But I managed to grab Eliza and Her Monsters from the library. This is a book I’ve wanted to read since I saw it in the OwlCrate May Comic Explosion box, and it’s been recommended to me more times than I can count. I was also intrigued by the unique structure — the inclusion of online conversations and comic panels alongside traditional prose. Although this wasn’t on my August TBR, I’m so glad I picked up this book, and I think it was a fantastic way to end my month of contemporaries. 😄

Not sure what this book is about? You can find a short synopsis here! Also, this review contains SPOILERS, so if you haven’t read this book and would prefer to remain un-spoiled, look away now!

What I Liked: I really liked Eliza and Wallace’s written conversations, as well as their interactions online. The way that the characters communicate — or fail to communicate, at times — in this book was fascinating to me, and as the reader gets to know both Eliza and Wallace, it makes perfect sense for the majority of their communication to occur non-verbally. And I felt that the depiction of anxiety in this book was spot-on. It didn’t feel forced, and I like that the book shows how beneficial therapy can be. One of my very favorite parts of this book was the world-building within world-building — Monstrous Sea — and how we’re given just enough details to understand what Eliza so passionately works on throughout the book, as well as what her fans are so dedicated to.

What I Disliked: For the most part, I liked the characters a lot, and I related to Eliza in a couple of ways. I did, on occasion, feel frustrated with some of them — which is totally okay! It means that I was actually invested in them and what was happening on the page. But one thing that irked me was Wallace’s pressure on Eliza to finish Monstrous Sea so that his book deal would work out. On the one hand, I get it. He’s excited that his transcription has been well-received, and a book deal might end up helping him to pay for school and begin a career as a published writer, proving to his step-father once and for all that being a writer can pay the bills. But on the other hand, I thought it was shitty of him to suggest that he would only stop being mad at Eliza (for withholding her true identity as LadyConstellation) if she did something that benefited him, regardless of the fact that forcing herself to do it would continue to trigger her panic attacks. His overall reaction — and particularly his demands of Eliza — felt somewhat out of character, and by the end of the book, although I’m glad that Eliza’s doing better, I found myself hoping that Wallace did a hell of a lot of apologizing for his behavior, or at least more than what we see in the book. 😟

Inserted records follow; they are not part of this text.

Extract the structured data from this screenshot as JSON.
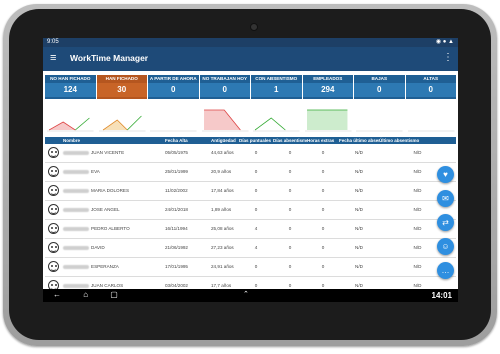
{
  "status": {
    "time": "9:05",
    "icons": "◉ ● ▲"
  },
  "appbar": {
    "title": "WorkTime Manager",
    "menu_icon": "≡",
    "more_icon": "⋮"
  },
  "tiles": [
    {
      "label": "NO HAN FICHADO",
      "value": "124"
    },
    {
      "label": "HAN FICHADO",
      "value": "30"
    },
    {
      "label": "A PARTIR DE AHORA",
      "value": "0"
    },
    {
      "label": "NO TRABAJAN HOY",
      "value": "0"
    },
    {
      "label": "CON ABSENTISMO",
      "value": "1"
    },
    {
      "label": "EMPLEADOS",
      "value": "294"
    },
    {
      "label": "BAJAS",
      "value": "0"
    },
    {
      "label": "ALTAS",
      "value": "0"
    }
  ],
  "table": {
    "headers": [
      "Nombre",
      "Fecha Alta",
      "Antigüedad",
      "Días puntuales",
      "Días absentismo",
      "Horas extras",
      "Fecha último absentismo",
      "Último absentismo"
    ],
    "rows": [
      {
        "name": "JUAN VICENTE",
        "fecha": "05/05/1975",
        "ant": "44,63 años",
        "dp": "0",
        "da": "0",
        "he": "0",
        "fu": "N/D",
        "ua": "N/D"
      },
      {
        "name": "EVA",
        "fecha": "25/01/1999",
        "ant": "20,9 años",
        "dp": "0",
        "da": "0",
        "he": "0",
        "fu": "N/D",
        "ua": "N/D"
      },
      {
        "name": "MARIA DOLORES",
        "fecha": "11/02/2002",
        "ant": "17,84 años",
        "dp": "0",
        "da": "0",
        "he": "0",
        "fu": "N/D",
        "ua": "N/D"
      },
      {
        "name": "JOSE ANGEL",
        "fecha": "24/01/2018",
        "ant": "1,89 años",
        "dp": "0",
        "da": "0",
        "he": "0",
        "fu": "N/D",
        "ua": "N/D"
      },
      {
        "name": "PEDRO ALBERTO",
        "fecha": "16/11/1994",
        "ant": "25,08 años",
        "dp": "4",
        "da": "0",
        "he": "0",
        "fu": "N/D",
        "ua": "N/D"
      },
      {
        "name": "DAVID",
        "fecha": "21/06/1992",
        "ant": "27,23 años",
        "dp": "4",
        "da": "0",
        "he": "0",
        "fu": "N/D",
        "ua": "N/D"
      },
      {
        "name": "ESPERANZA",
        "fecha": "17/01/1995",
        "ant": "24,91 años",
        "dp": "0",
        "da": "0",
        "he": "0",
        "fu": "N/D",
        "ua": "N/D"
      },
      {
        "name": "JUAN CARLOS",
        "fecha": "03/04/2002",
        "ant": "17,7 años",
        "dp": "0",
        "da": "0",
        "he": "0",
        "fu": "N/D",
        "ua": "N/D"
      }
    ]
  },
  "fabs": [
    "♥",
    "✉",
    "⇄",
    "☺",
    "…"
  ],
  "navbar": {
    "clock": "14:01",
    "buttons": "← ⌂ ▢",
    "up": "⌃"
  }
}
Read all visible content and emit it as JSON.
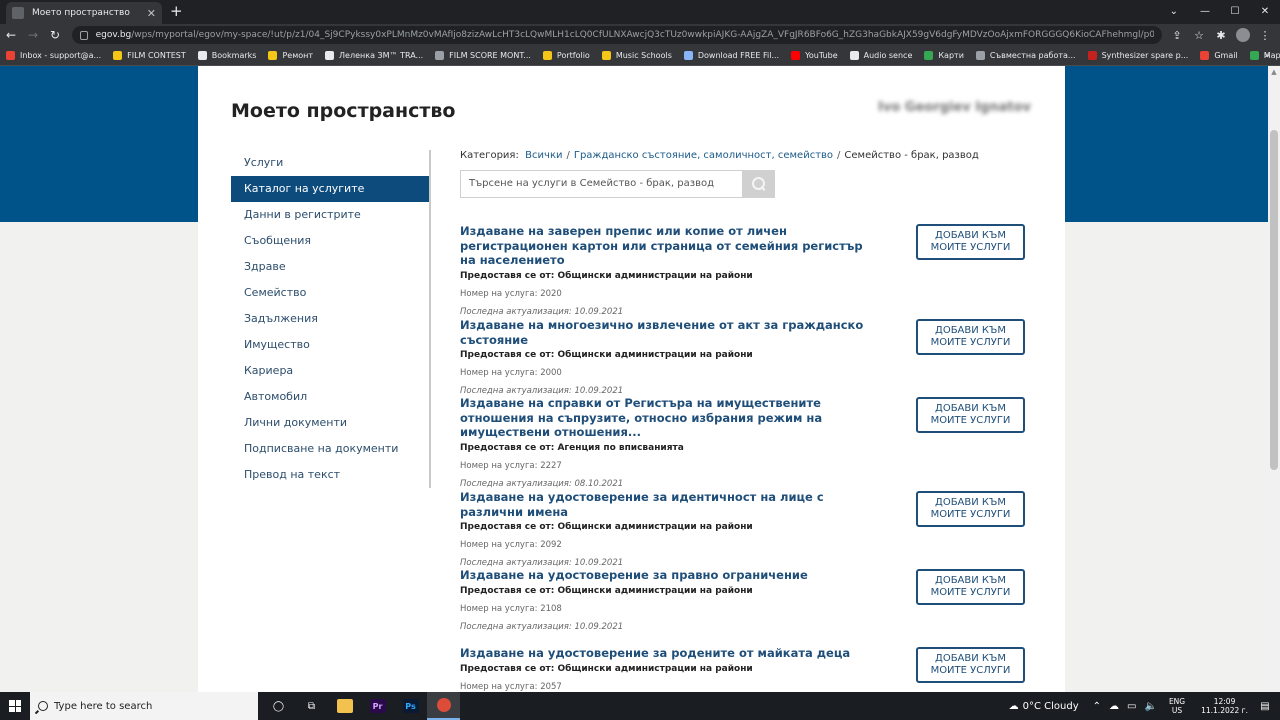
{
  "browser": {
    "tab_title": "Моето пространство",
    "tab_close": "✕",
    "new_tab": "+",
    "url_host": "egov.bg",
    "url_path": "/wps/myportal/egov/my-space/!ut/p/z1/04_Sj9CPykssy0xPLMnMz0vMAfIjo8zizAwLcHT3cLQwMLH1cLQ0CfULNXAwcjQ3cTUz0wwkpiAJKG-AAjgZA_VFgJR6BFo6G_hZG3haGbkAJX59gV6dgFyMDVzOoAjxmFORGGGQ6KioCAFhehmgl/p0/IZ7_PPGAHG800",
    "window": {
      "minimize": "—",
      "maximize": "☐",
      "close": "✕",
      "tab_search": "⌄"
    },
    "nav": {
      "back": "←",
      "forward": "→",
      "reload": "↻"
    },
    "toolbar_icons": {
      "share": "⇪",
      "star": "☆",
      "extensions": "✱",
      "menu": "⋮"
    }
  },
  "bookmarks": {
    "items": [
      {
        "label": "Inbox - support@a...",
        "color": "#ea4335"
      },
      {
        "label": "FILM CONTEST",
        "color": "#f5c518"
      },
      {
        "label": "Bookmarks",
        "color": "#e8eaed"
      },
      {
        "label": "Ремонт",
        "color": "#f5c518"
      },
      {
        "label": "Леленка ЗМ™ TRA...",
        "color": "#e8eaed"
      },
      {
        "label": "FILM SCORE MONT...",
        "color": "#9aa0a6"
      },
      {
        "label": "Portfolio",
        "color": "#f5c518"
      },
      {
        "label": "Music Schools",
        "color": "#f5c518"
      },
      {
        "label": "Download FREE Fil...",
        "color": "#8ab4f8"
      },
      {
        "label": "YouTube",
        "color": "#ff0000"
      },
      {
        "label": "Audio sence",
        "color": "#e8eaed"
      },
      {
        "label": "Карти",
        "color": "#34a853"
      },
      {
        "label": "Съвместна работа...",
        "color": "#9aa0a6"
      },
      {
        "label": "Synthesizer spare p...",
        "color": "#c5221f"
      },
      {
        "label": "Gmail",
        "color": "#ea4335"
      },
      {
        "label": "Maps",
        "color": "#34a853"
      }
    ],
    "more": "»"
  },
  "header": {
    "title": "Моето пространство",
    "user": "Ivo Georgiev Ignatov"
  },
  "sidebar": {
    "items": [
      {
        "label": "Услуги"
      },
      {
        "label": "Каталог на услугите"
      },
      {
        "label": "Данни в регистрите"
      },
      {
        "label": "Съобщения"
      },
      {
        "label": "Здраве"
      },
      {
        "label": "Семейство"
      },
      {
        "label": "Задължения"
      },
      {
        "label": "Имущество"
      },
      {
        "label": "Кариера"
      },
      {
        "label": "Автомобил"
      },
      {
        "label": "Лични документи"
      },
      {
        "label": "Подписване на документи"
      },
      {
        "label": "Превод на текст"
      }
    ],
    "active_index": 1
  },
  "breadcrumb": {
    "prefix": "Категория:",
    "all": "Всички",
    "separator": "/",
    "level1": "Гражданско състояние, самоличност, семейство",
    "level2": "Семейство - брак, развод"
  },
  "search": {
    "placeholder": "Търсене на услуги в Семейство - брак, развод"
  },
  "services": {
    "add_label": "ДОБАВИ КЪМ МОИТЕ УСЛУГИ",
    "items": [
      {
        "title": "Издаване на заверен препис или копие от личен регистрационен картон или страница от семейния регистър на населението",
        "provider": "Предоставя се от: Общински администрации на райони",
        "number": "Номер на услуга: 2020",
        "updated": "Последна актуализация: 10.09.2021"
      },
      {
        "title": "Издаване на многоезично извлечение от акт за гражданско състояние",
        "provider": "Предоставя се от: Общински администрации на райони",
        "number": "Номер на услуга: 2000",
        "updated": "Последна актуализация: 10.09.2021"
      },
      {
        "title": "Издаване на справки от Регистъра на имуществените отношения на съпрузите, относно избрания режим на имуществени отношения...",
        "provider": "Предоставя се от: Агенция по вписванията",
        "number": "Номер на услуга: 2227",
        "updated": "Последна актуализация: 08.10.2021"
      },
      {
        "title": "Издаване на удостоверение за идентичност на лице с различни имена",
        "provider": "Предоставя се от: Общински администрации на райони",
        "number": "Номер на услуга: 2092",
        "updated": "Последна актуализация: 10.09.2021"
      },
      {
        "title": "Издаване на удостоверение за правно ограничение",
        "provider": "Предоставя се от: Общински администрации на райони",
        "number": "Номер на услуга: 2108",
        "updated": "Последна актуализация: 10.09.2021"
      },
      {
        "title": "Издаване на удостоверение за родените от майката деца",
        "provider": "Предоставя се от: Общински администрации на райони",
        "number": "Номер на услуга: 2057",
        "updated": ""
      }
    ]
  },
  "taskbar": {
    "search_placeholder": "Type here to search",
    "weather": "0°C  Cloudy",
    "lang_top": "ENG",
    "lang_bottom": "US",
    "time": "12:09",
    "date": "11.1.2022 г.",
    "apps": [
      "cortana-icon",
      "task-view-icon",
      "file-explorer-icon",
      "premiere-icon",
      "photoshop-icon",
      "chrome-icon"
    ]
  },
  "colors": {
    "brand_blue": "#005389",
    "nav_active": "#0d4b7d",
    "link": "#1f4e79"
  }
}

Overall, this was an enjoyable read, and I read the last half of the book in one evening. I just couldn’t put it down! And that’s always a good feeling. 🙂

Rating: ⭐ ⭐ ⭐ ⭐

About the Author: Francesca Zappia
More Books by This Author:
Made You Up